“I think we’ve been very clear in what we want to be as a club and the type of football we want to play,” Rapids interim GM and sporting director Padraig Smith told reporters at Hudson’s introductory press conference on Thursday. “I think the key for us was identifying a head coach that shared that philosophy, shared that vision, and had a true pathway to executing against it.”
In addition to his shared philosophies, it was Hudson’s preparation that left a lasting impression on Smith during the interview process.
“There’s no doubt in every interaction that we’ve had with Anthony that not only did he share the vision and articulate it, but he had clear documentation in how he would execute that: the tactics, the strategies, the game plan,” Smith continued. “That was something that we were very impressed with.”
In contrast to predecessor Pablo Mastroeni, who often preached the merits of intangibles like heart and spirit, Hudson’s philosophy indeed appears to align more closely with that of Smith; an analytical approach.
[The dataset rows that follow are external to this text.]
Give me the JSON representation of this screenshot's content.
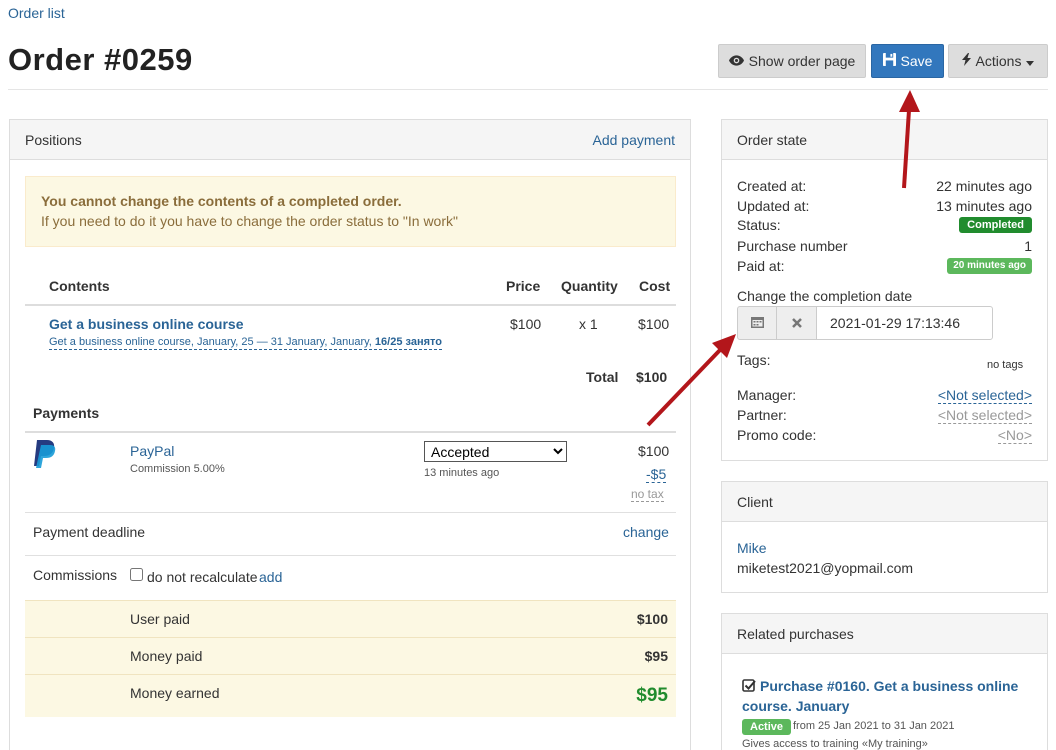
{
  "breadcrumb": "Order list",
  "title": "Order #0259",
  "toolbar": {
    "show_order_page": "Show order page",
    "save": "Save",
    "actions": "Actions"
  },
  "positions": {
    "header": "Positions",
    "add_payment": "Add payment",
    "alert_title": "You cannot change the contents of a completed order.",
    "alert_text": "If you need to do it you have to change the order status to \"In work\"",
    "columns": {
      "contents": "Contents",
      "price": "Price",
      "quantity": "Quantity",
      "cost": "Cost"
    },
    "item": {
      "name": "Get a business online course",
      "subtitle": "Get a business online course, January, 25 — 31 January, January,",
      "seats": "16/25 занято",
      "price": "$100",
      "quantity": "x 1",
      "cost": "$100"
    },
    "total_label": "Total",
    "total_value": "$100"
  },
  "payments": {
    "header": "Payments",
    "method": "PayPal",
    "commission": "Commission 5.00%",
    "status": "Accepted",
    "status_options": [
      "Accepted"
    ],
    "time": "13 minutes ago",
    "amount": "$100",
    "fee": "-$5",
    "tax": "no tax",
    "deadline_label": "Payment deadline",
    "deadline_change": "change",
    "commissions_label": "Commissions",
    "no_recalc": "do not recalculate",
    "add": "add"
  },
  "summary": [
    {
      "label": "User paid",
      "value": "$100"
    },
    {
      "label": "Money paid",
      "value": "$95"
    },
    {
      "label": "Money earned",
      "value": "$95"
    }
  ],
  "order_state": {
    "header": "Order state",
    "created_label": "Created at:",
    "created_value": "22 minutes ago",
    "updated_label": "Updated at:",
    "updated_value": "13 minutes ago",
    "status_label": "Status:",
    "status_value": "Completed",
    "purchase_label": "Purchase number",
    "purchase_value": "1",
    "paid_label": "Paid at:",
    "paid_value": "20 minutes ago",
    "completion_label": "Change the completion date",
    "completion_value": "2021-01-29 17:13:46",
    "tags_label": "Tags:",
    "tags_value": "no tags",
    "manager_label": "Manager:",
    "manager_value": "<Not selected>",
    "partner_label": "Partner:",
    "partner_value": "<Not selected>",
    "promo_label": "Promo code:",
    "promo_value": "<No>"
  },
  "client": {
    "header": "Client",
    "name": "Mike",
    "email": "miketest2021@yopmail.com"
  },
  "related": {
    "header": "Related purchases",
    "title_line1": "Purchase #0160. Get a business online",
    "title_line2": "course. January",
    "badge": "Active",
    "period": "from 25 Jan 2021 to 31 Jan 2021",
    "access": "Gives access to training «My training»"
  },
  "colors": {
    "accent": "#3277bd",
    "link": "#2a6496",
    "completed": "#218c2e",
    "paid": "#5cb85c",
    "earned": "#218c2e",
    "arrow": "#b3161b"
  }
}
“Analysis is one of those areas that’s really important to me and has been important in my last two jobs,” Hudson said. “I’m going to bring an analyst over with me from New Zealand who’s literally been tied at my hip for three years. That’s an example of how important it is to how I want to coach, how I want to get my message across to the players, how I make decisions. The bottom line is, ‘Is it going to help us win?’ If so, I want to use it.”
Regarding his tactics, Hudson wouldn’t delve into specifics, explaining that he prefers to keep his strategies out of the public eye. But he did give a response when asked what the Rapids will look like under his direction.
“The way I believe football should be played is to play a good brand of soccer,” Hudson said. “We want to play an attacking brand. But the bottom line is getting results.”
That task extends off the pitch and into the locker room and training grounds, where Hudson also hopes to leave a mark.
“The club and myself, we’re totally aligned in how we want to play, but I want to put my stamp on the environment,” said Hudson. “I want to make sure we have a really good foundation that allows us to get the most out of players on the training pitch and ultimately to win.”
As an American-born Englishman who has spent a good portion of his career managing national sides such as Bahrain and, most recently, New Zealand, the question lingers as to whether he’ll be able to make the adjustment to MLS. But having spent the end of his playing career and start of his coaching career stateside, as well as having managed several MLSers during his time with the All Whites, Hudson isn’t shying away from the opportunity.
“I don’t come in completely cold, having spent six years in the USL,” Hudson explained. “I was actually pushing very hard to have a relationship with the Rapids when I was in Maryland [citing the loan deals of Michael Holody and Andre Akpan to Real Maryland Monarchs]. I’ve been connected to the league for a long time. At my last job [in New Zealand] we had six or seven national team players [in MLS] as well. I come in with a good base and understanding of the league, but I’ll be leaning on the staff and the front office.”
It’s still early days in the Anthony Hudson era. But one thing is certain; the Colorado Rapids are heading in a new direction.
“I think it’s been pretty clear to see that there’s been a real change in direction, a real fresh approach in terms of how the club wants to play, the direction the club wants to go in,” he said. “It’s something that really aligns with how I play and how I want to do things. So, the decision was very easy.”